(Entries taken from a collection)
Start of Block

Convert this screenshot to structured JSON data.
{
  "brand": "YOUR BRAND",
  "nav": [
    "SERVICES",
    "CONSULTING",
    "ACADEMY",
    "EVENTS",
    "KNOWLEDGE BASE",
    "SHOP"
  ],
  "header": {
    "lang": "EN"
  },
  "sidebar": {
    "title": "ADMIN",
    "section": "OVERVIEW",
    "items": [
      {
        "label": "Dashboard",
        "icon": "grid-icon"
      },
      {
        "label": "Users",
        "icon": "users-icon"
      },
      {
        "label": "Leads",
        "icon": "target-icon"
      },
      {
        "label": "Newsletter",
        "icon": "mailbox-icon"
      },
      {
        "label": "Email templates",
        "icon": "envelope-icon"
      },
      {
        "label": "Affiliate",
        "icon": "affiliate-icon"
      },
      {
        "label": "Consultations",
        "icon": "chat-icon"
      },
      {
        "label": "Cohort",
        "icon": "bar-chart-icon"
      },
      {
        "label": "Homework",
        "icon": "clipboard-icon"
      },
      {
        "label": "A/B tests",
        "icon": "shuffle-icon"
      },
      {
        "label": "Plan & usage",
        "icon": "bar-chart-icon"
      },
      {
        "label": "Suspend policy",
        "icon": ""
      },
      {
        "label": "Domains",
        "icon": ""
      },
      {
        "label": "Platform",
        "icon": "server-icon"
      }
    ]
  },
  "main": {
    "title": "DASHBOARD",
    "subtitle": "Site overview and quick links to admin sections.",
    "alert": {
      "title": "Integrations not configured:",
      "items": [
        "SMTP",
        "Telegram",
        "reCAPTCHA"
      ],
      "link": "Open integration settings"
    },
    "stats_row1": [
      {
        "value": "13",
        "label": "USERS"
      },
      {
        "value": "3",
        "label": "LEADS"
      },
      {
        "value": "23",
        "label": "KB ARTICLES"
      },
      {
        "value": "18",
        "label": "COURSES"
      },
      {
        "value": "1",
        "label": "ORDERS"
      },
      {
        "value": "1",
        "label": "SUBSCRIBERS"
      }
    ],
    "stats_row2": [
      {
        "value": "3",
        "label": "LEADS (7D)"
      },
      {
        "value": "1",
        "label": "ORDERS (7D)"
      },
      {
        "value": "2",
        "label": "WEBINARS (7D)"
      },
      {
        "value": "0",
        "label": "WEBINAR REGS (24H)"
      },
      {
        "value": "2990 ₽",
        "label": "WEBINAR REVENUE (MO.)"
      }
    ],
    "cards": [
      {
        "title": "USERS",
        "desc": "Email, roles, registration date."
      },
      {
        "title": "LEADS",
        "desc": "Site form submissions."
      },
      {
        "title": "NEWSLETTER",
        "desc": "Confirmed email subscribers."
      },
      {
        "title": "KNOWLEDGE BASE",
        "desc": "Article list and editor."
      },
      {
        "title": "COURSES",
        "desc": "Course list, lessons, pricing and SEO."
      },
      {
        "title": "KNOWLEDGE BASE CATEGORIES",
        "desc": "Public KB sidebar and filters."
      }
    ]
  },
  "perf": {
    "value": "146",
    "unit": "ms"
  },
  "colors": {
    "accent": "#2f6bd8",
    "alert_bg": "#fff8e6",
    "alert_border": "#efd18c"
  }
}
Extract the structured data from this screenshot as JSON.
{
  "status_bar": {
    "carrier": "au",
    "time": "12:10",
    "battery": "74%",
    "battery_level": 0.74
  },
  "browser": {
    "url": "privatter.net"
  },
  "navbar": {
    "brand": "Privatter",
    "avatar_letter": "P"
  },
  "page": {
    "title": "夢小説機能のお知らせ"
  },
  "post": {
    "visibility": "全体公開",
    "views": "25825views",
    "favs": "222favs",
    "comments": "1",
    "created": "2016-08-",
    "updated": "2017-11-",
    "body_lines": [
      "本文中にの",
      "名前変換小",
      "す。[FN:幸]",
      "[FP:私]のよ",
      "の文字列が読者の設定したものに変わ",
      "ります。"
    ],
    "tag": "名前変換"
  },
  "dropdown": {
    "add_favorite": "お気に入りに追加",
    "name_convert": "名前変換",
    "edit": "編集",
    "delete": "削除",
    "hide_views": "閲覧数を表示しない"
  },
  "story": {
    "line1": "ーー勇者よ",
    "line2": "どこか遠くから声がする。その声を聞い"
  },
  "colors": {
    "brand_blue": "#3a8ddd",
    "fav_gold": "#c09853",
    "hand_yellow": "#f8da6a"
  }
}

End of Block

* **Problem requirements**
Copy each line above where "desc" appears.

* **Problem solution**
        "desc": "Email, roles, registration date."
        "desc": "Site form submissions."
        "desc": "Confirmed email subscribers."
        "desc": "Article list and editor."
        "desc": "Course list, lessons, pricing and SEO."
        "desc": "Public KB sidebar and filters."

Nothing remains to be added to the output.